Many doubted McDonald’s ability to reform the sprawling bureaucracy, given the former Procter & Gamble CEO’s lack of experience in health care or government. Despite successes during his tenure at the consumer products giant, critics including hedge fund investor Bill Ackman, said the Cincinnati-based company was inefficient and underperforming under his leadership. McDonald resigned in June 2014.

He came to Washington as someone who has contributed to Republican campaigns in the past. But that does not stop criticism from the political party he supports.

“Our new secretary is not changing the culture of the VA as far as I can see,” Rep. Mike Coffman, R-Colo. said at a hearing last week. “As a military retiree, I’ll continue to fight to make sure our wounded coming back from the battlefield… don’t go into the VA system.”

Others like Garry Augustine – the DAV executive director – think the VA is underfunded by the federal government. Funding for VA discretionary programs is set at $65.1 billion this year, up almost five percent from 2012. A total of $70.2 billion was requested for the 2016 budget.

The money issue is why, when the VA scandals were revealed last year, Augustine wasn’t surprised.

“We saw it coming,” he said. “This was a perfect storm that was developing over many years.”

Contracting veteran health care to the private sector

It should come as no surprise that the former CEO advocates collaboration between private and public sectors, as well as between the VA and government.

“We are very much in favor of veterans being able to use outside care,” McDonald said during a briefing Tuesday at the VA Central Office in Washington. “It’s a shock absorber we need.”

Considerations to privatize veterans health care have met objections from veterans groups, who say the VHA provides quality health care that can’t be replicated outside the system.

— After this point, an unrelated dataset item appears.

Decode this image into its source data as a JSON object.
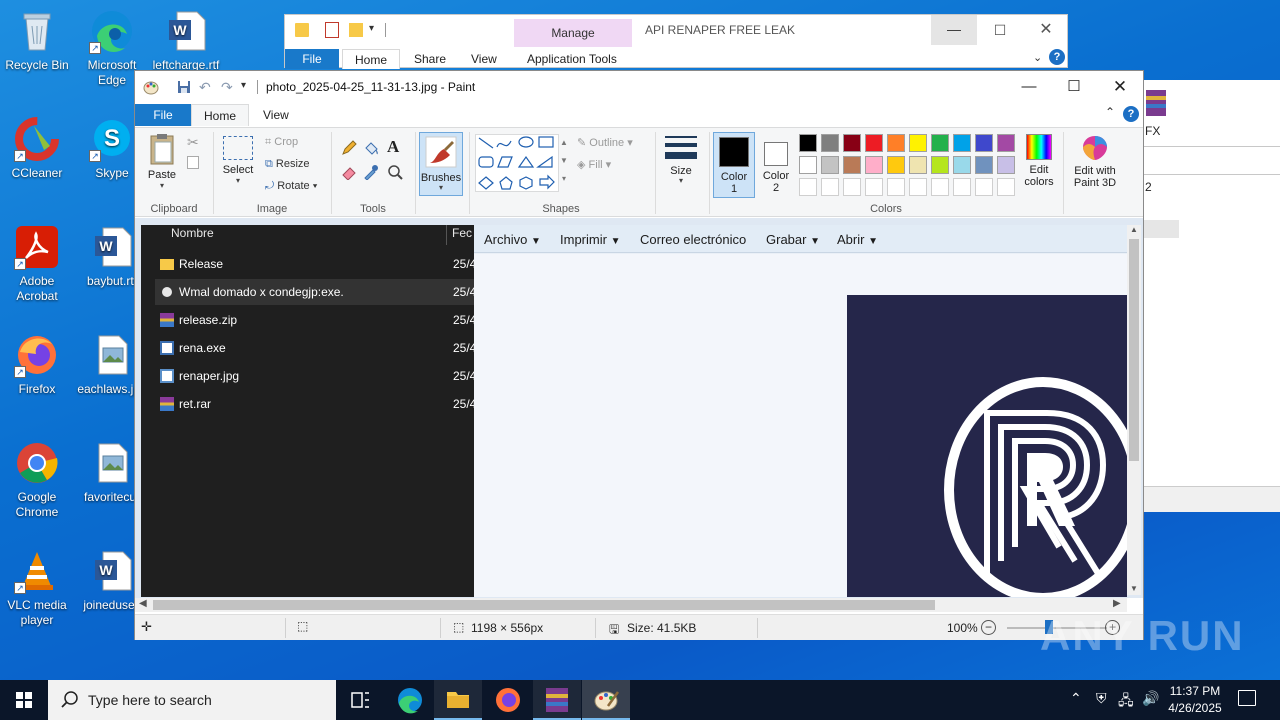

Last year, the Veterans Access, Choice and Accountability Act, otherwise known as the ‘Choice Act’, was signed into law by Obama. The ‘Choice Card’ allows eligible veterans to seek care outside the VA system if their wait time for an appointment exceeds 30 days, or if they live more than 40 miles away from a VA facility.

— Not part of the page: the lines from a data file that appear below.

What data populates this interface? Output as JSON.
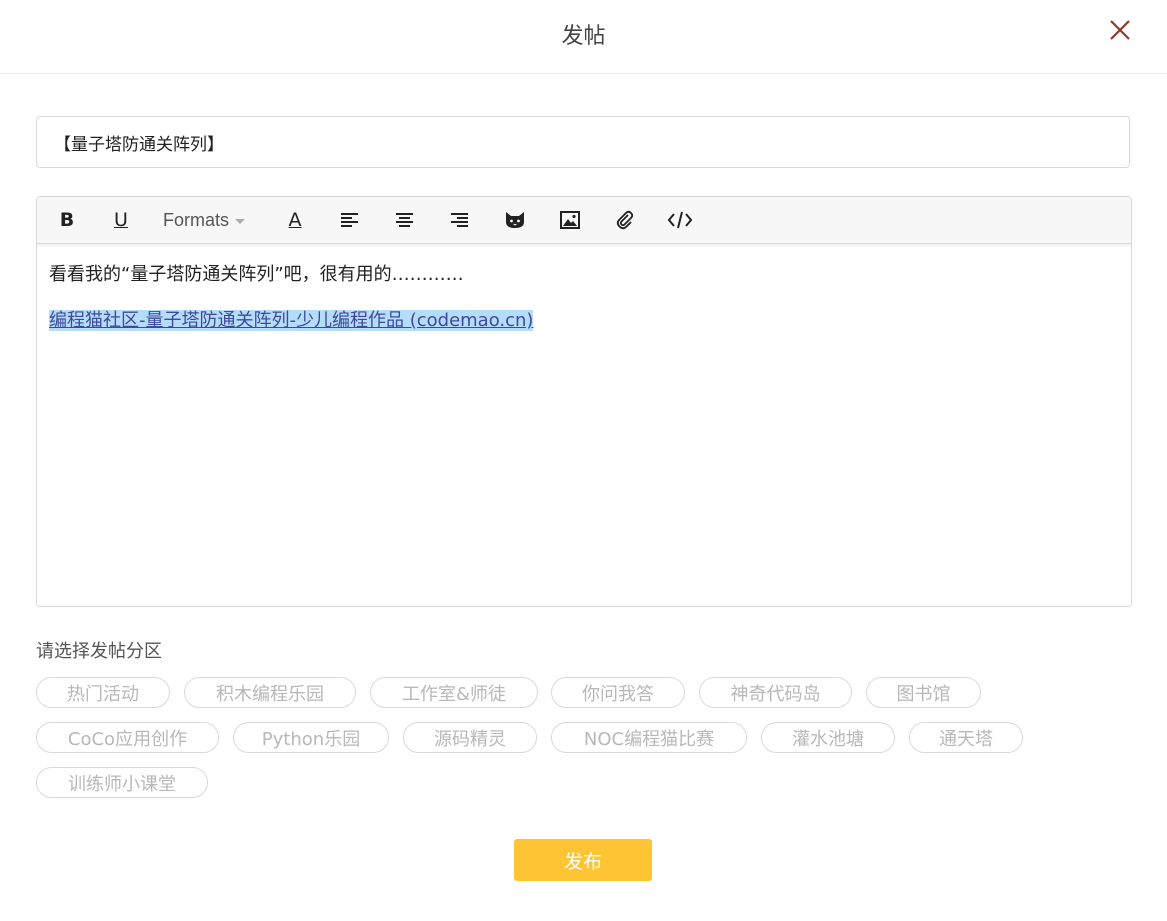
{
  "header": {
    "title": "发帖",
    "close_icon": "close-icon",
    "close_color": "#8b3a2b"
  },
  "post": {
    "title_value": "【量子塔防通关阵列】",
    "body_text": "看看我的“量子塔防通关阵列”吧，很有用的…………",
    "link_text": "编程猫社区-量子塔防通关阵列-少儿编程作品 (codemao.cn)"
  },
  "toolbar": {
    "bold": "B",
    "underline": "U",
    "formats": "Formats",
    "font_color": "A",
    "icons": [
      "bold-icon",
      "underline-icon",
      "font-color-icon",
      "align-left-icon",
      "align-center-icon",
      "align-right-icon",
      "cat-emoji-icon",
      "image-icon",
      "attachment-icon",
      "code-icon"
    ]
  },
  "section": {
    "label": "请选择发帖分区",
    "tags": [
      "热门活动",
      "积木编程乐园",
      "工作室&师徒",
      "你问我答",
      "神奇代码岛",
      "图书馆",
      "CoCo应用创作",
      "Python乐园",
      "源码精灵",
      "NOC编程猫比赛",
      "灌水池塘",
      "通天塔",
      "训练师小课堂"
    ]
  },
  "actions": {
    "publish": "发布"
  },
  "colors": {
    "accent": "#fec433",
    "link_bg": "#b5dcfb",
    "link_text": "#3d4a9c"
  }
}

The VA made almost 1.1 million authorizations for veterans to receive care outside the system from June 1 to September 30, 2014 – a nearly 50 percent increase from the same period last year.

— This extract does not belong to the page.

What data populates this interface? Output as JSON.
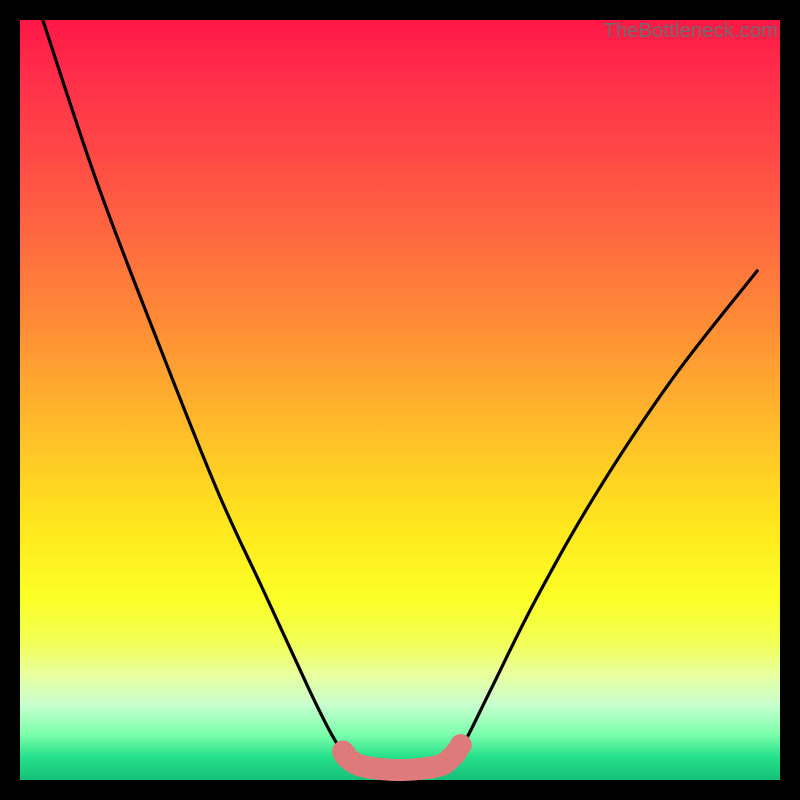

Many find the VHA’s lack of transparency in its records troubling. The Congressional Budget Office struggled to compile an accurate report comparing health care costs between the Veterans Health Administration and private sector medical facilities as it had no access to individual VHA patient records. The office thus had to refer to a report from 2004, when researchers had access to said records, said a CBO official.

Nevertheless, for Ann Marie Buerkle, former New York congresswoman and head of the House Veterans’ Affairs subcommittee on health, the Choice Card initiative makes sense.

“It’s a realistic approach,” Buerkle said. “If you can’t get [more staff] you’ve got to partner with private health care because that’s when [the VA] starts to fall through the cracks. It’s smart of [McDonald] to reach out beyond the walls of the VA.”

“This cannot be a success story unless it is a collaborative effort,” Rep. Jeff Miller, R-Fla., chairman of the House Veterans Affairs Committee said.

Proving his critics wrong

Despite criticism of McDonald’s lack of government or healthcare experience, many leaders of government and non-government organizations praise his work thus far.

“I think [McDonald’s business background] is probably what’s needed right now because this is a business,” Augustine said. “It’s big business. It’s the largest integrated healthcare system in America.”

The American Legion – one of the most prominent voices that called for Secretary Shinseki’s resignation – is another McDonald supporter. It cites the recent settlement of the 2011 lawsuit that claimed the VA neglected homeless veterans at its West L.A. campus as one example of McDonald’s significant leadership.

“Eric Shinseki had the same opportunities to cure these problems and did not,” Celli said.

“As a nation, one of our top priorities should be making sure the men and women of the military get what they earned and [what] we promised them when they volunteered to serve,” Buerkle said.